» **What to work on**: Going through the data below, copy out each line where the word "JSON" shows up.

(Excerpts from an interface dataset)
******
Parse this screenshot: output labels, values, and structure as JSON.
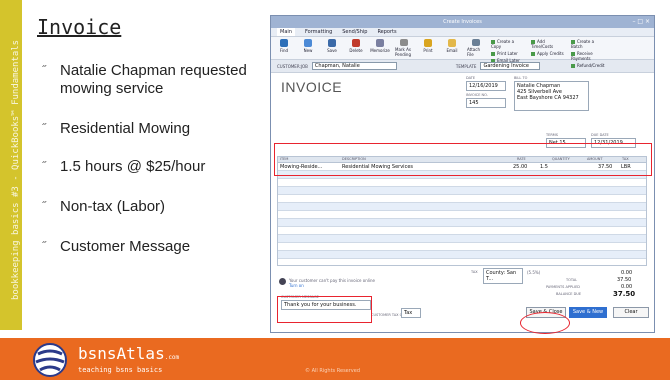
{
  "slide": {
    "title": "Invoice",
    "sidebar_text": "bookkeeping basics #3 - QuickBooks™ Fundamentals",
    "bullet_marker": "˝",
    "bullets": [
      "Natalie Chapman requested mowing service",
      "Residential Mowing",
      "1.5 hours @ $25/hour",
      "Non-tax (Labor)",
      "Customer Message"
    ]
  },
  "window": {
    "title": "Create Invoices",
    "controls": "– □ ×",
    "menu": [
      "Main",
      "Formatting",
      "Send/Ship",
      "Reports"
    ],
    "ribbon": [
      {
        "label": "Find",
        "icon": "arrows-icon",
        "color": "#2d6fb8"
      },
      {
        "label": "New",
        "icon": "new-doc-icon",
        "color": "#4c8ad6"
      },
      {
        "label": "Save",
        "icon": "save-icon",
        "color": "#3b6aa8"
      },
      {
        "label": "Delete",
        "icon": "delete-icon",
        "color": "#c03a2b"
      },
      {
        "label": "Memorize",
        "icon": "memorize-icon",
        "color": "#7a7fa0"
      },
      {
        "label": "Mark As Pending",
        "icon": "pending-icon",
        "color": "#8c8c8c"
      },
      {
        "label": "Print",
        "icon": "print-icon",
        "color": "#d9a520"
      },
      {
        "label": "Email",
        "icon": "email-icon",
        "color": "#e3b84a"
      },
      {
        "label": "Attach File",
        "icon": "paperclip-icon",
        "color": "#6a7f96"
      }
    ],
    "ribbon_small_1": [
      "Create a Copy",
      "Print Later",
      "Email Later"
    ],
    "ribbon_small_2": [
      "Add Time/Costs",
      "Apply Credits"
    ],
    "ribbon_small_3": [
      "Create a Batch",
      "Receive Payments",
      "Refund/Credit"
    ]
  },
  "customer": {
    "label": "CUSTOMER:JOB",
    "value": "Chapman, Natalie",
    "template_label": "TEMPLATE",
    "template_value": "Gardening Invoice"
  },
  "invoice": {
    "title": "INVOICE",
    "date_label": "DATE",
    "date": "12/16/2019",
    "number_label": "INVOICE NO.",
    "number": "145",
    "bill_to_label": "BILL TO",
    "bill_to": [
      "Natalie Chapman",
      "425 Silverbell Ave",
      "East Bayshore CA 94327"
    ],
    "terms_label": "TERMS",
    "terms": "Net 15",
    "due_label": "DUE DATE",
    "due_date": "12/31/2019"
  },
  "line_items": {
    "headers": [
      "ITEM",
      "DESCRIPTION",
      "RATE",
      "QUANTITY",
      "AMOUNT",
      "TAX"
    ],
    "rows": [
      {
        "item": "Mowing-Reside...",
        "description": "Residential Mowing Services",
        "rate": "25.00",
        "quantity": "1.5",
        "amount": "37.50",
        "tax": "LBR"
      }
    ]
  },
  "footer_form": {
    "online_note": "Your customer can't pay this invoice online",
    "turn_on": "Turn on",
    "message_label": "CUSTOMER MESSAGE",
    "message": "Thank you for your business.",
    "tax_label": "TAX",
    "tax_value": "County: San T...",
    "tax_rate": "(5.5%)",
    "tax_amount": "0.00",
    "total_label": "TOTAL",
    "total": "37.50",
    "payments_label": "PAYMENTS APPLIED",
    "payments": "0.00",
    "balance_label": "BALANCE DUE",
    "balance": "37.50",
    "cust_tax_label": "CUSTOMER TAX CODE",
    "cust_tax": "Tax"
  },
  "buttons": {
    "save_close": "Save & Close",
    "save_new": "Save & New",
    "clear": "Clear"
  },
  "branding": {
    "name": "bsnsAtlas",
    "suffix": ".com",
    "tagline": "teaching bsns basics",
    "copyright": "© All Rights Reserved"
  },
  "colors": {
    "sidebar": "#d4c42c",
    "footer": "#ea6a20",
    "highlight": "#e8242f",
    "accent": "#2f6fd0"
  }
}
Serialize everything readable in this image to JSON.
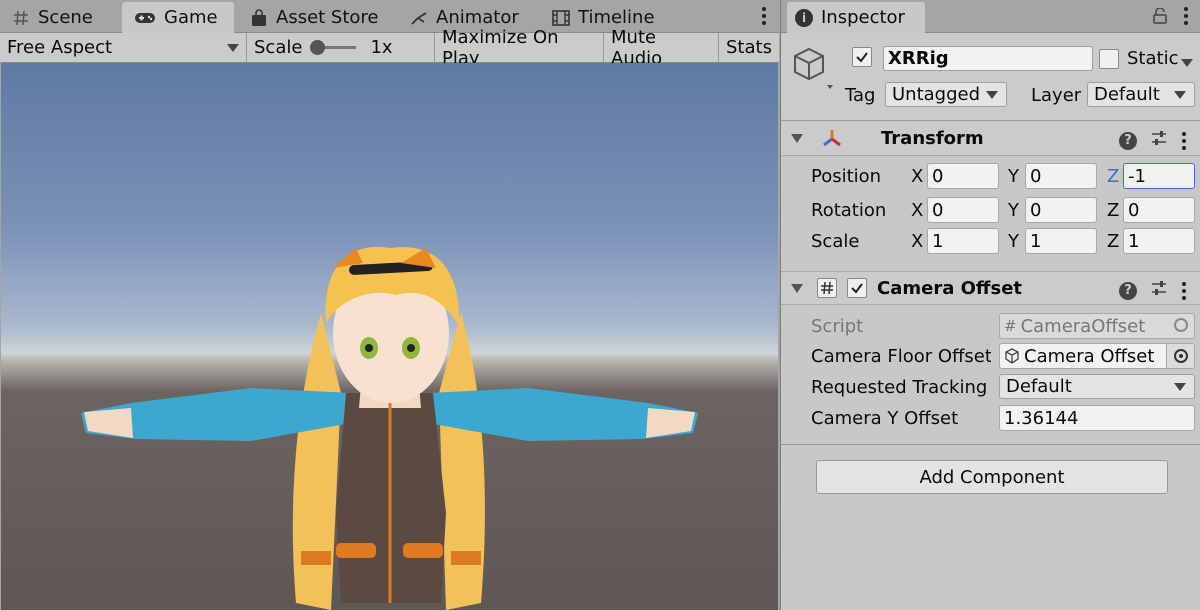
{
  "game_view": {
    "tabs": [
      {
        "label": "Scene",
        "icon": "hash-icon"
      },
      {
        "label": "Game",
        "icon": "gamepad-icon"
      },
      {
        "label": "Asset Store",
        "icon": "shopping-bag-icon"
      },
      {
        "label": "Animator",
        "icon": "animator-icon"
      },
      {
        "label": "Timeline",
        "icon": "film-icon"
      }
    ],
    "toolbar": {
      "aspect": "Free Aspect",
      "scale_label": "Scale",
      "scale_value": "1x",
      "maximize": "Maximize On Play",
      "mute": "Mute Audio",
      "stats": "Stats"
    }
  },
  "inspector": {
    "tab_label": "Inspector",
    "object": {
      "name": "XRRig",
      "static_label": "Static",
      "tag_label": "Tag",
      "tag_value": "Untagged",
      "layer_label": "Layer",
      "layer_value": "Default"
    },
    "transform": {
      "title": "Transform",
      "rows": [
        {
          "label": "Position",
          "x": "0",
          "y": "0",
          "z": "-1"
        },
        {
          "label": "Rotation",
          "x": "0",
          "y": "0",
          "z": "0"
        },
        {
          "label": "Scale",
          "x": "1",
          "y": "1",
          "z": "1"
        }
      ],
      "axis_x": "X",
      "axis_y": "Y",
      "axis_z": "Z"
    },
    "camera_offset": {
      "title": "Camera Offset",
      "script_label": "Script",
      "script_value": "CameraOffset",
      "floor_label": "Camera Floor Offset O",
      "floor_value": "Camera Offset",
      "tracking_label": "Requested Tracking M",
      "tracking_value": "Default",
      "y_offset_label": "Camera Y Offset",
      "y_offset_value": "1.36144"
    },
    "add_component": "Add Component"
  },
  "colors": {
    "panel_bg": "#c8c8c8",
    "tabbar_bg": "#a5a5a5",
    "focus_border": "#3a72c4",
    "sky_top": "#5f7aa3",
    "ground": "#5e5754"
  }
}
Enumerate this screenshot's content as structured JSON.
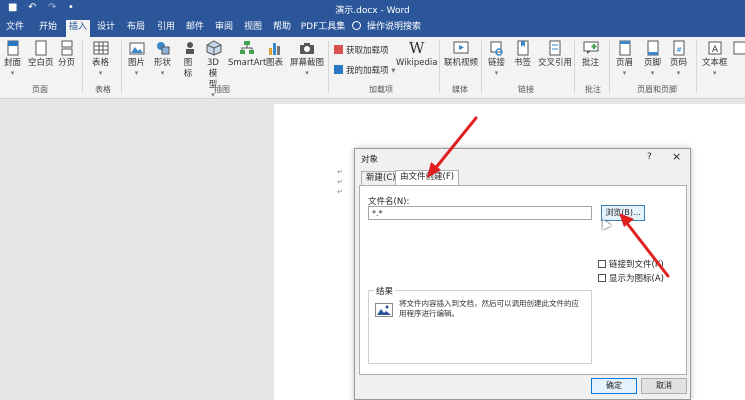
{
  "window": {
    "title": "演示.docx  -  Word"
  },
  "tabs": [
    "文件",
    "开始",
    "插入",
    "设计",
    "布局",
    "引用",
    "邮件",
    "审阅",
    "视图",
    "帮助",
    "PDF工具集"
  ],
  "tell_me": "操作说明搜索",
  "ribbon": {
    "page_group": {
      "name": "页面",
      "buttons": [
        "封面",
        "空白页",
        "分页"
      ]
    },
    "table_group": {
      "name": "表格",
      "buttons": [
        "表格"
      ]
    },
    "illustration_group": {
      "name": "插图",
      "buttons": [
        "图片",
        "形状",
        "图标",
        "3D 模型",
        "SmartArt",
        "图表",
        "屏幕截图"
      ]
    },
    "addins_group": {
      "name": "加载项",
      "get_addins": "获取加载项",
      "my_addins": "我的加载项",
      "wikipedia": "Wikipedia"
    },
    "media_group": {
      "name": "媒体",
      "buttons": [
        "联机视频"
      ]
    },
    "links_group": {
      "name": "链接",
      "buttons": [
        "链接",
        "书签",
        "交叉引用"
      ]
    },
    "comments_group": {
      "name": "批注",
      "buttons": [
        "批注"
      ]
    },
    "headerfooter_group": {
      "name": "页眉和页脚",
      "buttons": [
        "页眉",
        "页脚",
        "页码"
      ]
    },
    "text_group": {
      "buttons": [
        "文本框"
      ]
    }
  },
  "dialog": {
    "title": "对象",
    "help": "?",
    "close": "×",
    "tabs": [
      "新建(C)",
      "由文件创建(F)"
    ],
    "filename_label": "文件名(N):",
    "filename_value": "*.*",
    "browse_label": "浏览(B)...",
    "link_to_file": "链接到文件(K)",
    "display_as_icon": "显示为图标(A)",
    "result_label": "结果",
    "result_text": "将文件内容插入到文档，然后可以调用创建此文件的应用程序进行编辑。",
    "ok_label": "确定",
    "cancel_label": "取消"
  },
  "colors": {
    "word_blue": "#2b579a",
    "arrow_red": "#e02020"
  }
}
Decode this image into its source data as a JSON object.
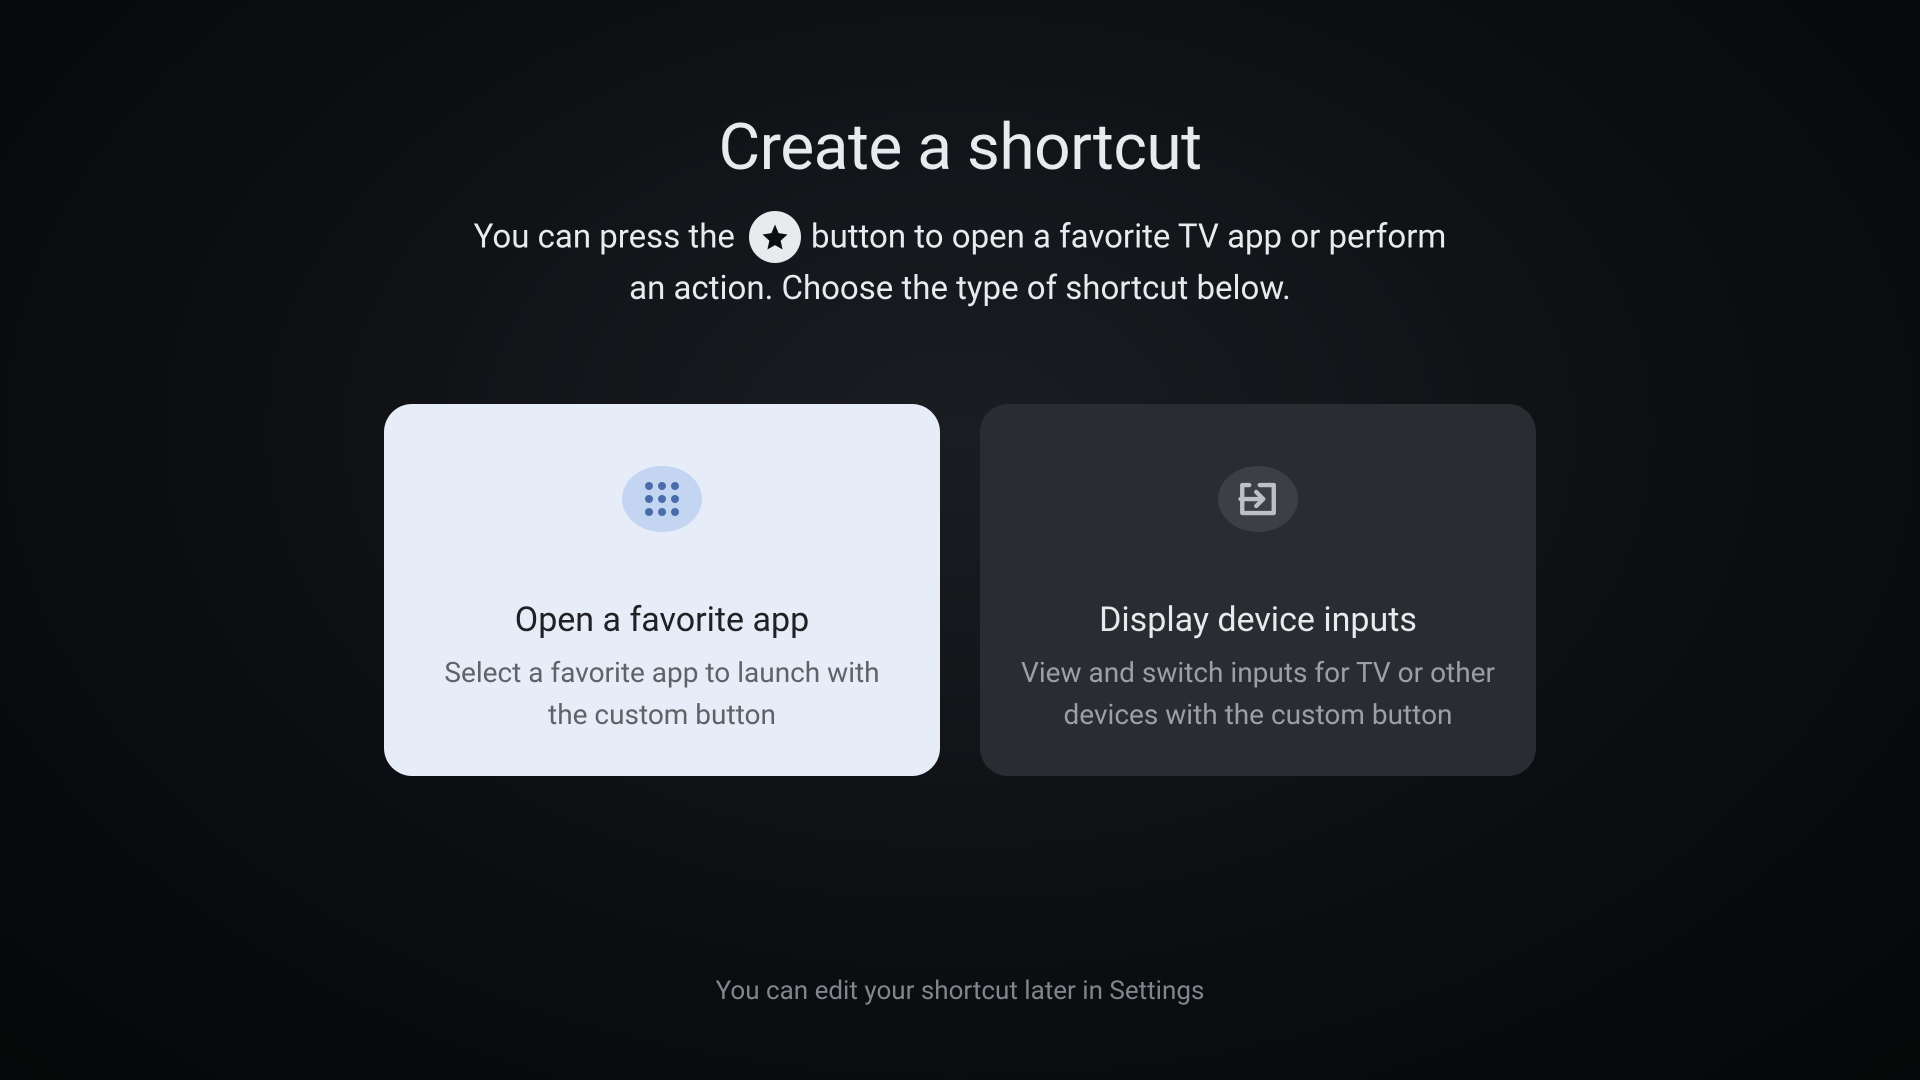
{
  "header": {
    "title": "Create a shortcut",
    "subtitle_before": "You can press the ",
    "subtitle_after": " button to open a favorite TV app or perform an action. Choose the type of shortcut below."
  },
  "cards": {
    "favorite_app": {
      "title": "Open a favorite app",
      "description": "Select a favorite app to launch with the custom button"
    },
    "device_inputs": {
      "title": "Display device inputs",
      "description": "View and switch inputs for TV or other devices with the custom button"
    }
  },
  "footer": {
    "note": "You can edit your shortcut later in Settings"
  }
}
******
» **Response area**:
Parse this screenshot: output labels, values, and structure as JSON.
Serialize everything readable in this image to JSON.
Enumerate this screenshot's content as structured JSON.
Decode this image into its source data as a JSON object.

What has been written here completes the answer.